Which Neil Young songs have been important to you throughout your life and why?

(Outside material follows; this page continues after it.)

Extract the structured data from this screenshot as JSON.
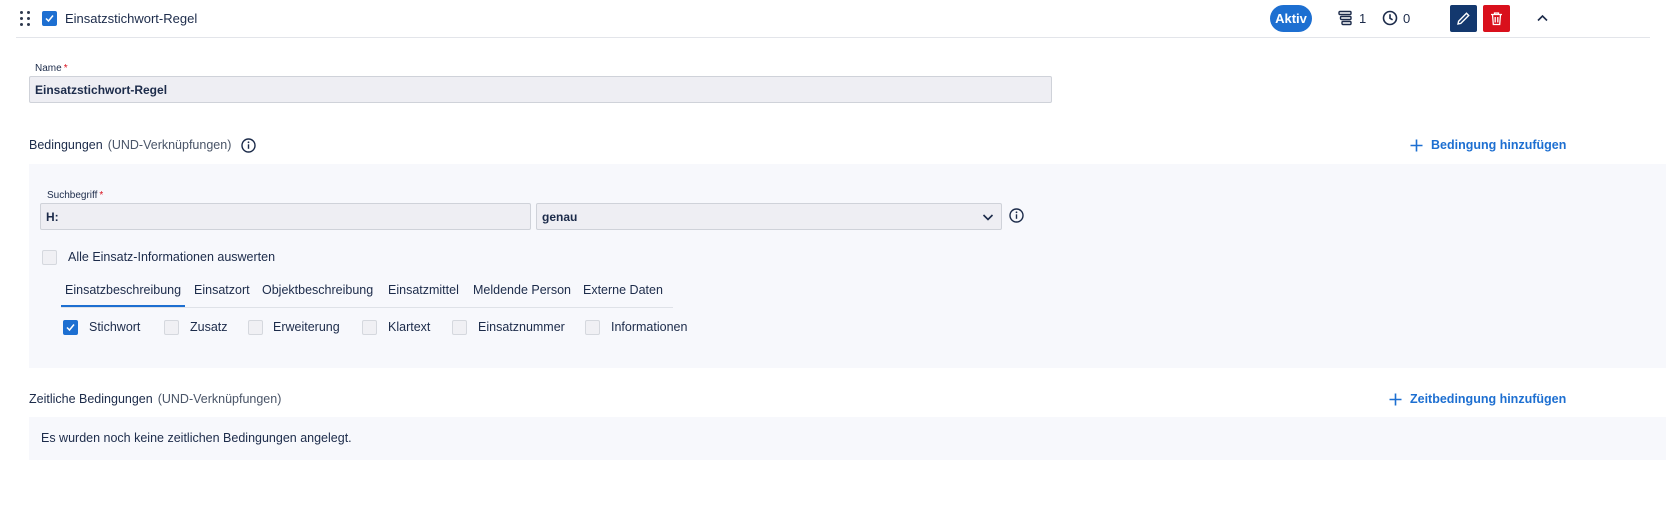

There are so many. I like “Last Trip to Tulsa.” I bought his first record right when it came out and I thought that it was a bold thing to have this nine minute, surrealistic song. I guess you can say Dylan had already done such a thing. Then he did the live version of it later on the B-side of a single from the Time Fades Away tour where it sounds like the only time they ever played it and it’s an amazing performance. I love that. “Don’t Be Denied.” I keep going back to that, but that’s just a huge song for me. “Tonight’s the Night” – that song and the whole record really turned my head around because I thought his commitment to putting out material with emotional resonance was just so strong. I was like, “This guy is not fucking around, man. He’s not in the pop music biz.” He was taking it to such a more important place it seemed like to me. That one is huge. “Cortez the Killer” is just incredible. That’s a tough question. I am trying to think of ones that personally influenced me. I can’t really narrow it down to songs because he is so inbred in me like in the way I play music. Even though, I don’t really think I’ve ever done anything that sounds like Neil but it’s always in there for me. I haven’t done too many things that were a pastiche where I was trying to sound like Neil but I would like to (laughs). I would like to make a record that sounded like Crazy Horse. His catalog is filled with so many twists and turns. It’s always interesting being a Neil fan. Whatever he does, he stays true to himself. That’s for sure.